**EXERCISE MATERIALS**
+---+

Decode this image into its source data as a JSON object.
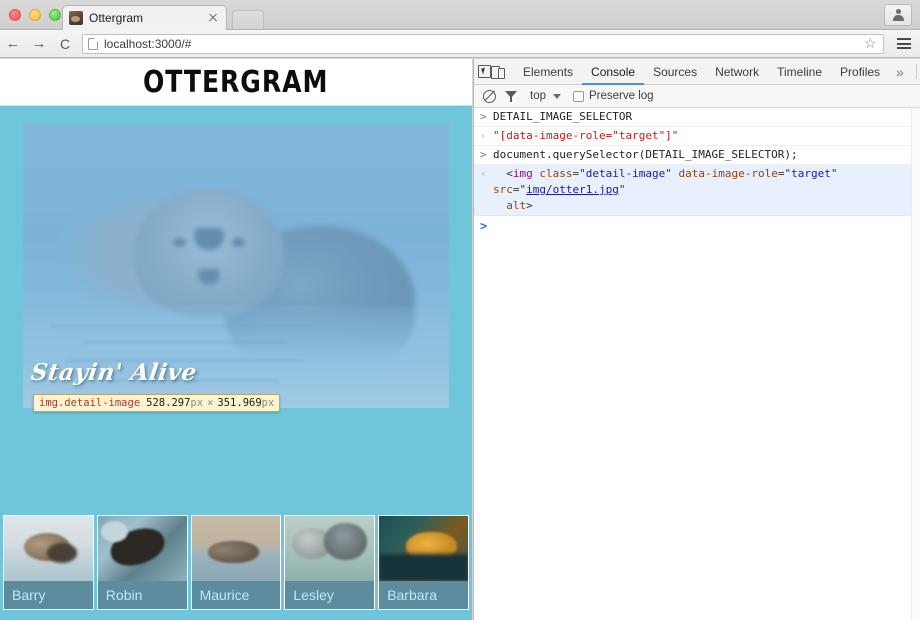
{
  "browser": {
    "window_controls": [
      "close",
      "minimize",
      "zoom"
    ],
    "tab": {
      "title": "Ottergram",
      "favicon": "otter-favicon",
      "close_label": "×"
    },
    "new_tab_label": "",
    "profile_icon": "person-icon",
    "nav": {
      "back_icon": "←",
      "forward_icon": "→",
      "reload_icon": "↻",
      "reload_glyph": "C",
      "page_icon": "page-icon",
      "url": "localhost:3000/#",
      "star_icon": "☆",
      "menu_icon": "hamburger-menu-icon"
    }
  },
  "page": {
    "title": "OTTERGRAM",
    "background_color": "#6fc5da",
    "detail": {
      "caption": "Stayin' Alive",
      "highlight_color": "#6fa8dc",
      "badge": {
        "selector": "img.detail-image",
        "width": "528.297",
        "height": "351.969",
        "unit": "px",
        "separator": "×"
      }
    },
    "thumbnails": [
      {
        "name": "Barry",
        "art": "art-1"
      },
      {
        "name": "Robin",
        "art": "art-2"
      },
      {
        "name": "Maurice",
        "art": "art-3"
      },
      {
        "name": "Lesley",
        "art": "art-4"
      },
      {
        "name": "Barbara",
        "art": "art-5"
      }
    ]
  },
  "devtools": {
    "toolbar": {
      "inspect_icon": "inspect-element-icon",
      "device_icon": "device-toolbar-icon",
      "tabs": [
        {
          "label": "Elements",
          "active": false
        },
        {
          "label": "Console",
          "active": true
        },
        {
          "label": "Sources",
          "active": false
        },
        {
          "label": "Network",
          "active": false
        },
        {
          "label": "Timeline",
          "active": false
        },
        {
          "label": "Profiles",
          "active": false
        }
      ],
      "more_tabs_label": "»",
      "menu_icon": "more-options-icon",
      "close_icon": "close-devtools-icon"
    },
    "filterbar": {
      "clear_icon": "clear-console-icon",
      "filter_icon": "filter-icon",
      "context": "top",
      "preserve_log_label": "Preserve log",
      "preserve_log_checked": false
    },
    "console": {
      "lines": [
        {
          "gutter": ">",
          "kind": "input",
          "text": "DETAIL_IMAGE_SELECTOR"
        },
        {
          "gutter": "‹",
          "kind": "output-string",
          "text": "\"[data-image-role=\"target\"]\""
        },
        {
          "gutter": ">",
          "kind": "input",
          "text": "document.querySelector(DETAIL_IMAGE_SELECTOR);"
        },
        {
          "gutter": "‹",
          "kind": "output-node",
          "node": {
            "tag": "img",
            "attrs": [
              {
                "name": "class",
                "value": "detail-image"
              },
              {
                "name": "data-image-role",
                "value": "target"
              },
              {
                "name": "src",
                "value": "img/otter1.jpg",
                "link": true
              }
            ],
            "bare_attrs": [
              "alt"
            ]
          }
        }
      ],
      "prompt": ">"
    }
  }
}
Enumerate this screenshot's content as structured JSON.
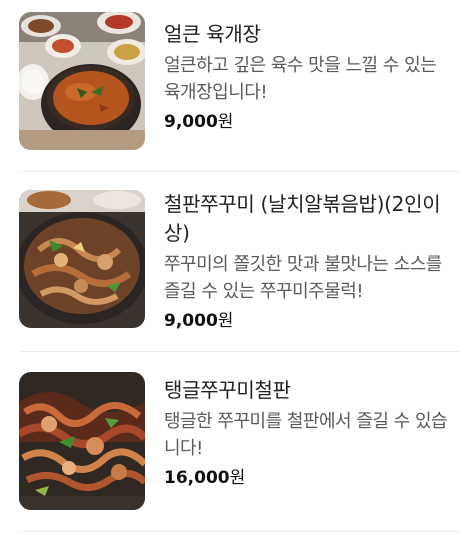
{
  "menu": {
    "items": [
      {
        "name": "얼큰 육개장",
        "description": "얼큰하고 깊은 육수 맛을 느낄 수 있는 육개장입니다!",
        "price": "9,000",
        "currency": "원",
        "image": "food-photo-spicy-beef-soup"
      },
      {
        "name": "철판쭈꾸미 (날치알볶음밥)(2인이상)",
        "description": "쭈꾸미의 쫄깃한 맛과 불맛나는 소스를 즐길 수 있는 쭈꾸미주물럭!",
        "price": "9,000",
        "currency": "원",
        "image": "food-photo-webfoot-octopus-skillet"
      },
      {
        "name": "탱글쭈꾸미철판",
        "description": "탱글한 쭈꾸미를 철판에서 즐길 수 있습니다!",
        "price": "16,000",
        "currency": "원",
        "image": "food-photo-octopus-stirfry"
      }
    ]
  }
}
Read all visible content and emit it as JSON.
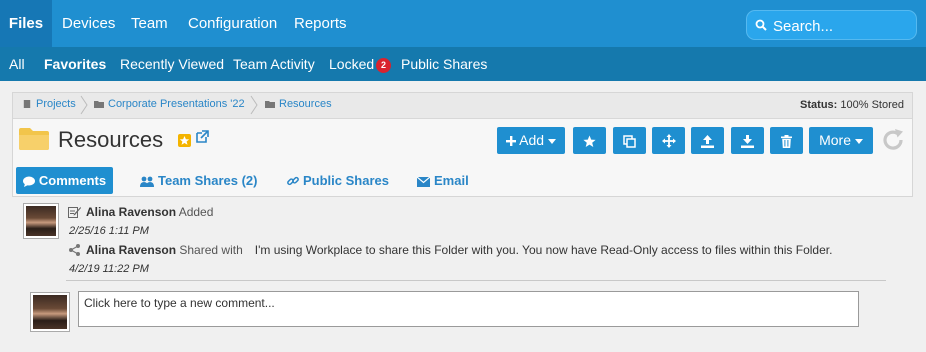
{
  "topnav": {
    "tabs": [
      "Files",
      "Devices",
      "Team",
      "Configuration",
      "Reports"
    ],
    "search_placeholder": "Search..."
  },
  "subnav": {
    "items": [
      "All",
      "Favorites",
      "Recently Viewed",
      "Team Activity",
      "Locked",
      "Public Shares"
    ],
    "locked_count": "2"
  },
  "breadcrumb": {
    "items": [
      "Projects",
      "Corporate Presentations '22",
      "Resources"
    ]
  },
  "status": {
    "label": "Status:",
    "value": "100% Stored"
  },
  "folder": {
    "title": "Resources"
  },
  "toolbar": {
    "add_label": "Add",
    "more_label": "More"
  },
  "tabs": [
    "Comments",
    "Team Shares (2)",
    "Public Shares",
    "Email"
  ],
  "activity": [
    {
      "user": "Alina Ravenson",
      "action": "Added",
      "message": "",
      "date": "2/25/16 1:11 PM",
      "icon": "edit-icon"
    },
    {
      "user": "Alina Ravenson",
      "action": "Shared with",
      "message": "I'm using Workplace to share this Folder with you. You now have Read-Only access to files within this Folder.",
      "date": "4/2/19 11:22 PM",
      "icon": "share-icon"
    }
  ],
  "comment_input": {
    "placeholder": "Click here to type a new comment..."
  },
  "colors": {
    "nav": "#1f8fd0",
    "subnav": "#1579ad",
    "accent": "#2a86c7",
    "badge": "#d9232e",
    "star": "#f4b400"
  }
}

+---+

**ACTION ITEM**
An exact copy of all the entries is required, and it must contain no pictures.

**RESPONSE**
Decode this image into its source data as a JSON object.
{
  "browser": {
    "window_controls": [
      "close",
      "minimize",
      "zoom"
    ],
    "tab": {
      "title": "Ottergram",
      "favicon": "otter-favicon",
      "close_label": "×"
    },
    "new_tab_label": "",
    "profile_icon": "person-icon",
    "nav": {
      "back_icon": "←",
      "forward_icon": "→",
      "reload_icon": "↻",
      "reload_glyph": "C",
      "page_icon": "page-icon",
      "url": "localhost:3000/#",
      "star_icon": "☆",
      "menu_icon": "hamburger-menu-icon"
    }
  },
  "page": {
    "title": "OTTERGRAM",
    "background_color": "#6fc5da",
    "detail": {
      "caption": "Stayin' Alive",
      "highlight_color": "#6fa8dc",
      "badge": {
        "selector": "img.detail-image",
        "width": "528.297",
        "height": "351.969",
        "unit": "px",
        "separator": "×"
      }
    },
    "thumbnails": [
      {
        "name": "Barry",
        "art": "art-1"
      },
      {
        "name": "Robin",
        "art": "art-2"
      },
      {
        "name": "Maurice",
        "art": "art-3"
      },
      {
        "name": "Lesley",
        "art": "art-4"
      },
      {
        "name": "Barbara",
        "art": "art-5"
      }
    ]
  },
  "devtools": {
    "toolbar": {
      "inspect_icon": "inspect-element-icon",
      "device_icon": "device-toolbar-icon",
      "tabs": [
        {
          "label": "Elements",
          "active": false
        },
        {
          "label": "Console",
          "active": true
        },
        {
          "label": "Sources",
          "active": false
        },
        {
          "label": "Network",
          "active": false
        },
        {
          "label": "Timeline",
          "active": false
        },
        {
          "label": "Profiles",
          "active": false
        }
      ],
      "more_tabs_label": "»",
      "menu_icon": "more-options-icon",
      "close_icon": "close-devtools-icon"
    },
    "filterbar": {
      "clear_icon": "clear-console-icon",
      "filter_icon": "filter-icon",
      "context": "top",
      "preserve_log_label": "Preserve log",
      "preserve_log_checked": false
    },
    "console": {
      "lines": [
        {
          "gutter": ">",
          "kind": "input",
          "text": "DETAIL_IMAGE_SELECTOR"
        },
        {
          "gutter": "‹",
          "kind": "output-string",
          "text": "\"[data-image-role=\"target\"]\""
        },
        {
          "gutter": ">",
          "kind": "input",
          "text": "document.querySelector(DETAIL_IMAGE_SELECTOR);"
        },
        {
          "gutter": "‹",
          "kind": "output-node",
          "node": {
            "tag": "img",
            "attrs": [
              {
                "name": "class",
                "value": "detail-image"
              },
              {
                "name": "data-image-role",
                "value": "target"
              },
              {
                "name": "src",
                "value": "img/otter1.jpg",
                "link": true
              }
            ],
            "bare_attrs": [
              "alt"
            ]
          }
        }
      ],
      "prompt": ">"
    }
  }
}
Enumerate this screenshot's content as structured JSON.
{
  "menu": {
    "items": [
      {
        "name": "얼큰 육개장",
        "description": "얼큰하고 깊은 육수 맛을 느낄 수 있는 육개장입니다!",
        "price": "9,000",
        "currency": "원",
        "image": "food-photo-spicy-beef-soup"
      },
      {
        "name": "철판쭈꾸미 (날치알볶음밥)(2인이상)",
        "description": "쭈꾸미의 쫄깃한 맛과 불맛나는 소스를 즐길 수 있는 쭈꾸미주물럭!",
        "price": "9,000",
        "currency": "원",
        "image": "food-photo-webfoot-octopus-skillet"
      },
      {
        "name": "탱글쭈꾸미철판",
        "description": "탱글한 쭈꾸미를 철판에서 즐길 수 있습니다!",
        "price": "16,000",
        "currency": "원",
        "image": "food-photo-octopus-stirfry"
      }
    ]
  }
}
Read all visible content and emit it as JSON.
{
  "topnav": {
    "tabs": [
      "Files",
      "Devices",
      "Team",
      "Configuration",
      "Reports"
    ],
    "search_placeholder": "Search..."
  },
  "subnav": {
    "items": [
      "All",
      "Favorites",
      "Recently Viewed",
      "Team Activity",
      "Locked",
      "Public Shares"
    ],
    "locked_count": "2"
  },
  "breadcrumb": {
    "items": [
      "Projects",
      "Corporate Presentations '22",
      "Resources"
    ]
  },
  "status": {
    "label": "Status:",
    "value": "100% Stored"
  },
  "folder": {
    "title": "Resources"
  },
  "toolbar": {
    "add_label": "Add",
    "more_label": "More"
  },
  "tabs": [
    "Comments",
    "Team Shares (2)",
    "Public Shares",
    "Email"
  ],
  "activity": [
    {
      "user": "Alina Ravenson",
      "action": "Added",
      "message": "",
      "date": "2/25/16 1:11 PM",
      "icon": "edit-icon"
    },
    {
      "user": "Alina Ravenson",
      "action": "Shared with",
      "message": "I'm using Workplace to share this Folder with you. You now have Read-Only access to files within this Folder.",
      "date": "4/2/19 11:22 PM",
      "icon": "share-icon"
    }
  ],
  "comment_input": {
    "placeholder": "Click here to type a new comment..."
  },
  "colors": {
    "nav": "#1f8fd0",
    "subnav": "#1579ad",
    "accent": "#2a86c7",
    "badge": "#d9232e",
    "star": "#f4b400"
  }
}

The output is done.